Among the must-see sites in the city center are the imposing Palazzo Ducale (or Palazzo Rosso) in Piazza degli Aranci, and the Diocesan Museum - housed in the "Palazzino dei Cadetti" - built at the end of the sixteenth century by Alberico I Cybo Malaspina. Here, you can admire works that represent the artistic and religious history of the city, including a triptych by Bernardino del Castelletto, the crowning jewel of the Cathedral, and other expressions of popular devotion by artists such as Jacopo della Quercia and Felice Palma.
Don't miss the Cathedral of the Saints Peter and Francis, built upon the request of the Marquis Jacopo Malaspina in the mid-fifteenth century.

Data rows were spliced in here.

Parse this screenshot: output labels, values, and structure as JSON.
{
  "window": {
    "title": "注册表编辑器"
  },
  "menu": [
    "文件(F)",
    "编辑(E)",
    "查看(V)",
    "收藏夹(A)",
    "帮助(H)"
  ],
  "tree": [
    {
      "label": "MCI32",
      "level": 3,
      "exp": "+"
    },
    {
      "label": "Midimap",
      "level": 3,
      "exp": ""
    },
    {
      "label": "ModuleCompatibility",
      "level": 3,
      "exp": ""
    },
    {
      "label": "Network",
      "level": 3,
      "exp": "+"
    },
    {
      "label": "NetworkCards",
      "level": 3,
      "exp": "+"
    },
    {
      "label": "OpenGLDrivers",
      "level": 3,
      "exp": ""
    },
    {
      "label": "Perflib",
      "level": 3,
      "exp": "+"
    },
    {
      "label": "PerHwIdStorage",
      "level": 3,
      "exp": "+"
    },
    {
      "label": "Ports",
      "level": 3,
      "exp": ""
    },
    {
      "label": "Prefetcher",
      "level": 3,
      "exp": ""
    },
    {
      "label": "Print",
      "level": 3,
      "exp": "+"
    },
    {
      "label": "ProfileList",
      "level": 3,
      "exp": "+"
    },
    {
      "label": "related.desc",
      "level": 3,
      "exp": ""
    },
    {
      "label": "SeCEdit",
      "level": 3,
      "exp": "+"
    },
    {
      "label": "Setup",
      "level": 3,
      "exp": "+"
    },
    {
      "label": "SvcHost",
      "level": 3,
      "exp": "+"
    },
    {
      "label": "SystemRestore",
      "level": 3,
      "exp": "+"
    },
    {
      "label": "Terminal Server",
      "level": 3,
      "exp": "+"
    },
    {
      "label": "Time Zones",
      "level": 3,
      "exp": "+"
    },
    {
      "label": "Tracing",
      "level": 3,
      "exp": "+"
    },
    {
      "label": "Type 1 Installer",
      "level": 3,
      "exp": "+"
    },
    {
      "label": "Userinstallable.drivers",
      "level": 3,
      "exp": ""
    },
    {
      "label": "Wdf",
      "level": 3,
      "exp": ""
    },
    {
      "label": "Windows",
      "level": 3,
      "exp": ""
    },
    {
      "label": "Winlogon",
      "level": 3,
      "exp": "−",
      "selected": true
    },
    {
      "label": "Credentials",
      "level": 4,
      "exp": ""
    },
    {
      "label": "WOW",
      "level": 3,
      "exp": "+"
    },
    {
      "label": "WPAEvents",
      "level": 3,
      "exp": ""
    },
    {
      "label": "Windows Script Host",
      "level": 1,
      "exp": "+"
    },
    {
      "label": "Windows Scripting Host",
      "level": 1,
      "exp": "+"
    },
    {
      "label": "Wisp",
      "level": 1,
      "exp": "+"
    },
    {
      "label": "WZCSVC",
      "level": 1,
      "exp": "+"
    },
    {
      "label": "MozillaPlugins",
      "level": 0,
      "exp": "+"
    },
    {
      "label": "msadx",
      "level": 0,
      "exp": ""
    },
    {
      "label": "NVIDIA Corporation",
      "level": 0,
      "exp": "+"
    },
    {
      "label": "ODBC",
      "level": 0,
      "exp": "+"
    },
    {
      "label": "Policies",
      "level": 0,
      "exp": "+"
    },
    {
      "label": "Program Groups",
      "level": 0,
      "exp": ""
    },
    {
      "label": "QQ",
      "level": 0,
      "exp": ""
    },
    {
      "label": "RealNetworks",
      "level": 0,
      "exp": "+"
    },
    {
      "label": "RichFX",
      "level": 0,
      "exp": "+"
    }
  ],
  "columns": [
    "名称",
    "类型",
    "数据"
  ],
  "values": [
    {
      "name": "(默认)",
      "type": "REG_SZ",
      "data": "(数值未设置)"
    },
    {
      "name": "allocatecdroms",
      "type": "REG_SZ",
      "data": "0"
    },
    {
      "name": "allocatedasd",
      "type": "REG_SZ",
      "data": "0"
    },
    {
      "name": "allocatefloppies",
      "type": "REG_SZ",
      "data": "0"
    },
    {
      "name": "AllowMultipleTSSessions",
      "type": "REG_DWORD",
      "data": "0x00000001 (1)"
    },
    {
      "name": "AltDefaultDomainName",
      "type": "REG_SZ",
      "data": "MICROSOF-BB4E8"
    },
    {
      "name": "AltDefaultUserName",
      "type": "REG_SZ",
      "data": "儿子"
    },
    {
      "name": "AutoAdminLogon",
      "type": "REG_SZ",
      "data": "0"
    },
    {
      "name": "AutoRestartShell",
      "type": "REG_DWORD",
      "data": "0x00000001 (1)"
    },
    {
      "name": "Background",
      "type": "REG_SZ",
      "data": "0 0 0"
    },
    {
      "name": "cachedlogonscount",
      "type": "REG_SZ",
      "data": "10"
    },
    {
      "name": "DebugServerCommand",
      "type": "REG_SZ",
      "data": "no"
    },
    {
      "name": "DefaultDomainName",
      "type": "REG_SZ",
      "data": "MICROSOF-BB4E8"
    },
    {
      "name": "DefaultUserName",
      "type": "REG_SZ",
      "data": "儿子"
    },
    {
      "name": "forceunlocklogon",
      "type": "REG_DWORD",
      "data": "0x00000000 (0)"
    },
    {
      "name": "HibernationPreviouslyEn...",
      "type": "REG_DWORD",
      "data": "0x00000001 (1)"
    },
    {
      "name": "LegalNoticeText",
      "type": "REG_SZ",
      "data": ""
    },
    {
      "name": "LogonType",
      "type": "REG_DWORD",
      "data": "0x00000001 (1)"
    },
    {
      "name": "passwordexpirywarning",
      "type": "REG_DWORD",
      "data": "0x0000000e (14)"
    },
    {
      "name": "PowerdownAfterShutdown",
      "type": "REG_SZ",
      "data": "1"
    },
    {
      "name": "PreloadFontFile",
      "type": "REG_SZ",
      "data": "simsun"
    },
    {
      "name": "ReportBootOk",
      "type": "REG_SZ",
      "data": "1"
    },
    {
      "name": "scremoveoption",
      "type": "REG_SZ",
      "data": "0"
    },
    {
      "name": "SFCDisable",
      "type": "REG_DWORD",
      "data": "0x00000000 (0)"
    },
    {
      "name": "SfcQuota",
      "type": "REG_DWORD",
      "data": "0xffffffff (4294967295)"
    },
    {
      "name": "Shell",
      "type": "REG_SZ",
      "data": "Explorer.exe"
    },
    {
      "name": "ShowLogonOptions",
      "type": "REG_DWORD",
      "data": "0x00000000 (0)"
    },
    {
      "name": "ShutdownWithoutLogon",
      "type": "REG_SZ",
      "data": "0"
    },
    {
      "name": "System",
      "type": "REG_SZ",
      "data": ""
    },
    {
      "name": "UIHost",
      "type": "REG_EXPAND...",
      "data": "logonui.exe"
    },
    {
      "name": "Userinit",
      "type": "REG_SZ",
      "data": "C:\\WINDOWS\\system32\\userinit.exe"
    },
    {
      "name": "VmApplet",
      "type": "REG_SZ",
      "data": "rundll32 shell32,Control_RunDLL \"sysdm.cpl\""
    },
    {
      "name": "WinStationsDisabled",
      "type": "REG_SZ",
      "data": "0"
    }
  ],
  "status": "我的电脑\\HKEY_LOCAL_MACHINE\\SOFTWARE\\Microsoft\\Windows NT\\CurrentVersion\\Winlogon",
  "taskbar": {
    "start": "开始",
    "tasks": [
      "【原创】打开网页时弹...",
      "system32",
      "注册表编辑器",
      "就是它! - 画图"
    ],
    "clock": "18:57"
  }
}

Lovers of modern and contemporary architecture can admire the church of San Sebastiano, continuing on to visit the Guglielmi Theater, built in 1880 and the historic Church of the Misericordia, built in 1629. Finally, you will find the Malaspina Castle, a real fortress from which you can enjoy one of the most beautiful views of the city, the Apuan Alps and the Riviera.
Massa is located a few kilometers from Carrara, the "capital" of marble, already known in Roman times. Here you can find the imposing quarries that have fascinated and seduced the greatest artists of all time, including Michelangelo Buonarroti.
While in the Massa area, make sure to stop in one of its most significant hamlets: Marina di Massa, a renowned seaside resort and an important tourist destination. In the summer, its numerous establishments (some of which are centuries-old), clubs, discos and many tourist services make it one of the most attractive destinations on the northern Tuscan coast.
The Feast of St. Francis of Assisi, patron saint of Massa, is one of the most loved events in the city. On October 4, in addition to the traditional liturgical celebrations, the streets come alive with stalls and visitors. In Antona, a hamlet of Massa, the Sagra del Neccio takes place in August to pay homage to the ritual of harvesting chestnuts. For the occasion, you can taste local culinary specialties and you enjoy taking part in group dances and songs.
There are many typical Massesi recipes, starting with the famous Torta di riso, a symbol of local cuisine and prepared during the Easter period. The tordelli are also excellent, considered a dish to be consumed on feast days. You must taste torta d’erbi (cake made with local aromatic herbs), chestnuts and pecorino (produced by the Massese sheep) and don't forget a good glass of Candia wine from the Apuan Hills.